What sound can be heard when approaching an iceberg?
A fizz. When a piece of iceberg ice melts, it makes a fizzing sound called "Bergie Seltzer". This sound is made when the water-ice interface reaches compressed air bubbles trapped in the ice. As this happens, each bubble bursts, making a 'popping' sound. The bubbles contain air trapped in snow layers very early in the history of the ice, that eventually got buried to a given depth (up to several kilometers) and pressurized as it transformed into firn then to glacial ice.
Where is it NOT possible to find a penguin?
In Iceland. All penguins are native to the Southern Hemisphere, but they are not found only in cold climates. Several species are found in the temperate zone of South Africa and South America. The Galápagos Penguin (pictured) lives near the equator. Fossils show that many prehistoric species lived in warm climates.
What kind of resources brought Russian colonists to Alaska?
Sea otters. Alaska was colonized by Russian fur traders. Rather than hunting by themselves, the Russians forced the Aleuts to do the work for them. Many of Aleuts had been removed from their home islands and sent as far south as California to hunt sea otter.
What hunting tactics do polar bears use to surprise a seal?
They approach diving. A resting seal would try to escape to the sea when attacked (where it easily outswim a polar bear), so the attack from the sea is a very efficient hunting strategy. Polar bears are able to dive to a depth of 15 feet and remain submerged for up to two minutes.
Which animal left these tracks?
Rabbit. As the rabbit runs its rear legs land in front of its front paws, therefore the rear tracks indicate the direction of travel. The position of the front and rear paws is closer together as the rabbit slows down and further apart as it speeds up.
Which country does Greenland belong to?

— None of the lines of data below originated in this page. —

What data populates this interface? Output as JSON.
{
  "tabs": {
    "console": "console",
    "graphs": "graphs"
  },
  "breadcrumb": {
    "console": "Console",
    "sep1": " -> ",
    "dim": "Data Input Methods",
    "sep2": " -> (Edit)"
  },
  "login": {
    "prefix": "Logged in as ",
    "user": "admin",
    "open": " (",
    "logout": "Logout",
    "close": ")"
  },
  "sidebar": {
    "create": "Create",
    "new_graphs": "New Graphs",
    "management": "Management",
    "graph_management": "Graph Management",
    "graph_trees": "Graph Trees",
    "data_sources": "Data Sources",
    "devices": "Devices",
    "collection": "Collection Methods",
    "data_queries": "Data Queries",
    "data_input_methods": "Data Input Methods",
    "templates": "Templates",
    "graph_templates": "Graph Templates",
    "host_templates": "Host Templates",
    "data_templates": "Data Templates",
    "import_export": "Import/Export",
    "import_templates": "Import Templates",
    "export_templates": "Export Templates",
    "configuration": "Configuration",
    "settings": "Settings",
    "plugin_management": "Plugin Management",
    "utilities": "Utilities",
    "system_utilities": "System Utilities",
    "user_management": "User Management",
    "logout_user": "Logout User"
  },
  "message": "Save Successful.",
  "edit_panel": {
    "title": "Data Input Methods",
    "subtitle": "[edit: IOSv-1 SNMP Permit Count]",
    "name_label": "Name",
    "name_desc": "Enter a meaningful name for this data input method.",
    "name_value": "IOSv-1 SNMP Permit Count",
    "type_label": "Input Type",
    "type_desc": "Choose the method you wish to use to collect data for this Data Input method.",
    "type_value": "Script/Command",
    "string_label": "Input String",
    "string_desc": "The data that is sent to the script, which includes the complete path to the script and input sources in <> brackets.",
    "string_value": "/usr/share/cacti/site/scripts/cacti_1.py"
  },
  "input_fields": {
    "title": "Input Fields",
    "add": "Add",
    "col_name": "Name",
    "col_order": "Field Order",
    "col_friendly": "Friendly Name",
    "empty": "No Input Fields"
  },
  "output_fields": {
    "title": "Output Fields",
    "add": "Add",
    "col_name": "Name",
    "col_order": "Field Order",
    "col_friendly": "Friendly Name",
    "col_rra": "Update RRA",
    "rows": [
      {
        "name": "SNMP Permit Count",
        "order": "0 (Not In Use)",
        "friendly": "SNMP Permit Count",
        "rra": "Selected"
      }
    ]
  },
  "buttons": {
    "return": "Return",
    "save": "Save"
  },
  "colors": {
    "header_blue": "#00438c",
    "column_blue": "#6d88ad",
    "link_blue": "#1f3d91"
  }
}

Denmark. Greenland is an autonomous country within the Kingdom of Denmark since the early 18th century. The economy of Greenland strongly depends on Denmark's annual subsidy to the island. The subsidy is slated to diminish gradually over time as Greenland's economy is strengthened by increased income from the extraction of natural resources.